- [PROMPT]: Scan the records for the word "data". Return each line where it is found.

── RECORDS SUPPLIED ──

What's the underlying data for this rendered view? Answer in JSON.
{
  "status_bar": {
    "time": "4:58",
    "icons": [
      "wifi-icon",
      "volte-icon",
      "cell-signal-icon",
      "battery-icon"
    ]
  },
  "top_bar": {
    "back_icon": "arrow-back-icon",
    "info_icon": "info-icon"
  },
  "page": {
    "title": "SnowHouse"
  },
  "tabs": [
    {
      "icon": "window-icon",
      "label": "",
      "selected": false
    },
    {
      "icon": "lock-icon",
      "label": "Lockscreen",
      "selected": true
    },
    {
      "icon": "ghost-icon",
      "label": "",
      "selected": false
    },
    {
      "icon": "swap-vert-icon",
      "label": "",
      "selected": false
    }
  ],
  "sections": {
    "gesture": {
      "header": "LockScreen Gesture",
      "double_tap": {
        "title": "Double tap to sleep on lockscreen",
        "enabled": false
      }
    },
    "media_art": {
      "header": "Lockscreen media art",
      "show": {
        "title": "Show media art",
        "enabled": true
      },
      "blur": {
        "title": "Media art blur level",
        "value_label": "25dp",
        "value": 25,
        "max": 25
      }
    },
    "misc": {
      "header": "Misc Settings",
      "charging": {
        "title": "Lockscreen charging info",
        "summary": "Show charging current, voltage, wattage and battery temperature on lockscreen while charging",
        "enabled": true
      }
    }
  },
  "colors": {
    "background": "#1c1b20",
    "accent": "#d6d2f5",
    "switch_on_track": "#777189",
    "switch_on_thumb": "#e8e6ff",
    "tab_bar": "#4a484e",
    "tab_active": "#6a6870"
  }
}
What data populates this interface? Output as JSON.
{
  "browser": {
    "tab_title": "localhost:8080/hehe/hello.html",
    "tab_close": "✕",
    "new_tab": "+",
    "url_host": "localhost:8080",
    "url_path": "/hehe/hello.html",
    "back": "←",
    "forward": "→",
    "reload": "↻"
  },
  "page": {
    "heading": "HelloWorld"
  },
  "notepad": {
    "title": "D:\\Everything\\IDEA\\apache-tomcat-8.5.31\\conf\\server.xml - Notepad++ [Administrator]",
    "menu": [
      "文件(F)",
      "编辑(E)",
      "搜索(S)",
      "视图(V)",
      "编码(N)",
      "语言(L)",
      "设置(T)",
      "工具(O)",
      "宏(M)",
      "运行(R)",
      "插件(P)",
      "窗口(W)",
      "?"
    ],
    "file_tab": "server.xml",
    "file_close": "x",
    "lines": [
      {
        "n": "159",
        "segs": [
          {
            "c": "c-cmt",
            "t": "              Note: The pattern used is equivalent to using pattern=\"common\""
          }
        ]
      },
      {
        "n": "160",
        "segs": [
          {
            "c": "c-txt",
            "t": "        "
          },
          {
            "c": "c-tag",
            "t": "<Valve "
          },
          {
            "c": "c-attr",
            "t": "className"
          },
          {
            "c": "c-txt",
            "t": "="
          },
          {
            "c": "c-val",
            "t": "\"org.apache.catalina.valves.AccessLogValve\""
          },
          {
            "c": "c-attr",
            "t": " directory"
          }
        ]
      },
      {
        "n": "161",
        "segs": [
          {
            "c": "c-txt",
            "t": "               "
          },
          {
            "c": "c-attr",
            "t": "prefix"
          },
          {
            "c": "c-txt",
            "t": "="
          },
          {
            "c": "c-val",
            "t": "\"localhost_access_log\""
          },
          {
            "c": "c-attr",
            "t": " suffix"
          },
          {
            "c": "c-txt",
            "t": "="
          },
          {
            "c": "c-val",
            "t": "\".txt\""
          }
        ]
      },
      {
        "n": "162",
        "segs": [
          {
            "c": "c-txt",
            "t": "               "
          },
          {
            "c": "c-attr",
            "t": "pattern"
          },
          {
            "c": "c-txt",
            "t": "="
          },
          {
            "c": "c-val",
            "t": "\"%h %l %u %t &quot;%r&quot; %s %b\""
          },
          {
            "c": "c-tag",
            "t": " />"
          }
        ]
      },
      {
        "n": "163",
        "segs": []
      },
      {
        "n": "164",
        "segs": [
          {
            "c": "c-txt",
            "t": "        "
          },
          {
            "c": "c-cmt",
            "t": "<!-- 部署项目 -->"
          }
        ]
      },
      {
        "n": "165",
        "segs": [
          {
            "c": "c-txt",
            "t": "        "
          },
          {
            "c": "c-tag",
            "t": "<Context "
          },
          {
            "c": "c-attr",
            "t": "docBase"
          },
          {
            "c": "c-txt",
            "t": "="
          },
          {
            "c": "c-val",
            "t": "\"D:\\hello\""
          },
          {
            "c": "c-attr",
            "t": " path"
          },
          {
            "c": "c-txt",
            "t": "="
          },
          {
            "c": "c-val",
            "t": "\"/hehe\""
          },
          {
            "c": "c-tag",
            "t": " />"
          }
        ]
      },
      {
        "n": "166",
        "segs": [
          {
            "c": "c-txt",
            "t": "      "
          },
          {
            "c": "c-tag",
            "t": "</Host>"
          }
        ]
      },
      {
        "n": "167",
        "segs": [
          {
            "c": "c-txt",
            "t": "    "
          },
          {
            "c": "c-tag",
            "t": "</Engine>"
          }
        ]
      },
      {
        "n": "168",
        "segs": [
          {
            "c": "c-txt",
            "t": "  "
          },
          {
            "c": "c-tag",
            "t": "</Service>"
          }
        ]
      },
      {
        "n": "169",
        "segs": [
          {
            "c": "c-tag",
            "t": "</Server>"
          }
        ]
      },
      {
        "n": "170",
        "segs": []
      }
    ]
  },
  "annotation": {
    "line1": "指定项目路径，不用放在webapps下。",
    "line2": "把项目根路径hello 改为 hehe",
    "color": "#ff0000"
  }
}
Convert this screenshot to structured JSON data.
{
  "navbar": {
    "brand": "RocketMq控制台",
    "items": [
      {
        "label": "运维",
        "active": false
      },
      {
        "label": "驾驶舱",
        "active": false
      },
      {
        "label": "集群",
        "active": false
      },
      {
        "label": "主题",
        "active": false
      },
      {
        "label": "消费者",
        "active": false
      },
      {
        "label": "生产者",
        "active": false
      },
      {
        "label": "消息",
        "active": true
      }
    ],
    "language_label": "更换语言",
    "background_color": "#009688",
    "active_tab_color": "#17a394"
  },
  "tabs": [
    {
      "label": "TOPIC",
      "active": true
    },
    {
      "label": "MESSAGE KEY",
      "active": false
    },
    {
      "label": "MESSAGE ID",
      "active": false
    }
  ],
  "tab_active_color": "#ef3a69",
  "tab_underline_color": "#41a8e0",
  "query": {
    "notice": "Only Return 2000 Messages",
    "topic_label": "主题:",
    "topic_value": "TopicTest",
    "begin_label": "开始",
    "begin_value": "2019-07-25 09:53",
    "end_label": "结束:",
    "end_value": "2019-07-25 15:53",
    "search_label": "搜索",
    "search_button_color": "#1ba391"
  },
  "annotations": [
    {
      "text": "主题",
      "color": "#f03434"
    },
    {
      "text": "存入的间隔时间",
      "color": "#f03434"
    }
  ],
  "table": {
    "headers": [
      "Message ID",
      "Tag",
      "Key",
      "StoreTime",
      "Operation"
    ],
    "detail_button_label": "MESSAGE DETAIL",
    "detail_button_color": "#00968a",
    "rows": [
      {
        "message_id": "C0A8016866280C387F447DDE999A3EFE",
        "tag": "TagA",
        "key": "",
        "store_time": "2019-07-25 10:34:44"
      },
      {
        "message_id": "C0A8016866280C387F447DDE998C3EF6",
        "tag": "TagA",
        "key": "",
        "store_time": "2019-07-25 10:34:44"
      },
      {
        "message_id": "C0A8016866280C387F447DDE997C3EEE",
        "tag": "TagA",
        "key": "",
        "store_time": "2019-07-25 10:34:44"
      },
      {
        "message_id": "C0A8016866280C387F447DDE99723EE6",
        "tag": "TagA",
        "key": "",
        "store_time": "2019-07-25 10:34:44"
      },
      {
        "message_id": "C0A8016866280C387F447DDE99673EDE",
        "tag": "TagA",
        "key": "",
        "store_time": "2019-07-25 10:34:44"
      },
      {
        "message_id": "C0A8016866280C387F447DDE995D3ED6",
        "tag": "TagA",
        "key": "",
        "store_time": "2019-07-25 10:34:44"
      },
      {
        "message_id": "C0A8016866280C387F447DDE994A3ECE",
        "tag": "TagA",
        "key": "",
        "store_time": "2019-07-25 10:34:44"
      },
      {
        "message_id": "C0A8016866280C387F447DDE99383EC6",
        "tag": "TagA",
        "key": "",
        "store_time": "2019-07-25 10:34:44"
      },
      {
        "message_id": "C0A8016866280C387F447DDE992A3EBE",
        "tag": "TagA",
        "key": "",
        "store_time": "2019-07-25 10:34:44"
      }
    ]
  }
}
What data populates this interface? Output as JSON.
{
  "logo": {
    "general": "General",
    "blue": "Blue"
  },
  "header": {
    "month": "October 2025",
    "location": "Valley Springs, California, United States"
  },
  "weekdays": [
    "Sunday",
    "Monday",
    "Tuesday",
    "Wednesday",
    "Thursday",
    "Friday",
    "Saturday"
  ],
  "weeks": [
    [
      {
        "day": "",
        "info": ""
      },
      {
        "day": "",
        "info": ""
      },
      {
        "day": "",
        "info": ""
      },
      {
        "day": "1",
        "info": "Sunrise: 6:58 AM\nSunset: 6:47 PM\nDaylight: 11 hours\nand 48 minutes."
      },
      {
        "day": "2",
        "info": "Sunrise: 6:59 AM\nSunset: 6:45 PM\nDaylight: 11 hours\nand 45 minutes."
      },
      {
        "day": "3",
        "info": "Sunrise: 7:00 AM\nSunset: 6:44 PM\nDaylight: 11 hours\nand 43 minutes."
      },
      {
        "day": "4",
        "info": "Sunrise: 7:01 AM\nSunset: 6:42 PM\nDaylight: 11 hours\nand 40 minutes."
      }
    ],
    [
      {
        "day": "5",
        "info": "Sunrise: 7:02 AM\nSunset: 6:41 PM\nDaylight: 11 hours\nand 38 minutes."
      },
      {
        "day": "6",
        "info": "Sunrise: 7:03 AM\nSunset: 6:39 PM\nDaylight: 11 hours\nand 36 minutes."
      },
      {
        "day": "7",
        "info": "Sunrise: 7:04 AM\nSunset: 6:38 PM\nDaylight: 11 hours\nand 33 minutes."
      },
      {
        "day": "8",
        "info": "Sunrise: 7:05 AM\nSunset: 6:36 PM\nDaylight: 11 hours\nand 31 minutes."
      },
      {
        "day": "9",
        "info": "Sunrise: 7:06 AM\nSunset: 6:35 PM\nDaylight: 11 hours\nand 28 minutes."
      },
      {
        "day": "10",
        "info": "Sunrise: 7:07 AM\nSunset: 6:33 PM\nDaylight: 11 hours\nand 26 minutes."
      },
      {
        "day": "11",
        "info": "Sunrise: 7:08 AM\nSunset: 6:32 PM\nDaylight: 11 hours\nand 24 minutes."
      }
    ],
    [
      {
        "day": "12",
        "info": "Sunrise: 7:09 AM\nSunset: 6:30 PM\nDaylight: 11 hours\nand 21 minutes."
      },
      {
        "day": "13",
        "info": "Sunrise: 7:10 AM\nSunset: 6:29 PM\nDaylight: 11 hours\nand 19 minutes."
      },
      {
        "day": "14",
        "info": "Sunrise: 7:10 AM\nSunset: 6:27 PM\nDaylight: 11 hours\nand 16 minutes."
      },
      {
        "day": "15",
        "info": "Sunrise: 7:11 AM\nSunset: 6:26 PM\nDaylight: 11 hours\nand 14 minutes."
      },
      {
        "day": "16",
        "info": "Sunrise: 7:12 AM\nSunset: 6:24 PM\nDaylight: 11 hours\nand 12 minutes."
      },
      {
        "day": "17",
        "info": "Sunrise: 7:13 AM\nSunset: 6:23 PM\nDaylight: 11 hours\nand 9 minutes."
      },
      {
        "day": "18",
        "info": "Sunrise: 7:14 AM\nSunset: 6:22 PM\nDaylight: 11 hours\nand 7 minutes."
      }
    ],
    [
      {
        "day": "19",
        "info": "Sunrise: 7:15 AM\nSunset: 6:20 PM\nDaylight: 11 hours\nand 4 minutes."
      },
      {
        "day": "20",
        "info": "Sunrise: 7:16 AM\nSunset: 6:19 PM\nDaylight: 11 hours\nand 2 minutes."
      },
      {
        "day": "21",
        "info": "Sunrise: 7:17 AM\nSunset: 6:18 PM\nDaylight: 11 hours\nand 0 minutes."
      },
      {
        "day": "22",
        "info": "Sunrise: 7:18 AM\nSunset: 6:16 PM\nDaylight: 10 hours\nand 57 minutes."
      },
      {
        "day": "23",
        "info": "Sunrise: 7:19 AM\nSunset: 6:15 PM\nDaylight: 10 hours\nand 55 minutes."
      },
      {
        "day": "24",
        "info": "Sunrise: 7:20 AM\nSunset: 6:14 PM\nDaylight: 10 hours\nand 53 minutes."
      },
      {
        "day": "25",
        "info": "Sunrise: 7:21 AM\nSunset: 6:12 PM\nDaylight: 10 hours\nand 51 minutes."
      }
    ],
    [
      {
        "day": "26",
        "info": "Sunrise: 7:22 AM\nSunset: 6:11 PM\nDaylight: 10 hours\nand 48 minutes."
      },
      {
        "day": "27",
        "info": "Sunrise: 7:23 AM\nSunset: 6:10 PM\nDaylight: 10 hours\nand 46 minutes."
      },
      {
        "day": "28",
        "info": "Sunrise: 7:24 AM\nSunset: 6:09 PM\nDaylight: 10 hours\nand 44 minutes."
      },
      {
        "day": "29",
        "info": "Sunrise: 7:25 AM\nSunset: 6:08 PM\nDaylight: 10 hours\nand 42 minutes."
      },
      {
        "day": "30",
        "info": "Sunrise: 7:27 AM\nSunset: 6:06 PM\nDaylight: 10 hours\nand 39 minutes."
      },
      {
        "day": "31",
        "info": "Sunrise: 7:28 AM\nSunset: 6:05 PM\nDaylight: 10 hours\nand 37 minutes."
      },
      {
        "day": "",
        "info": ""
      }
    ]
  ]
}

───

- [ANSWER SECTION]:
What's the underlying data for this rendered view? Answer in JSON.
What data populates this interface? Output as JSON.
Convert this screenshot to structured JSON data.
What data populates this interface? Output as JSON.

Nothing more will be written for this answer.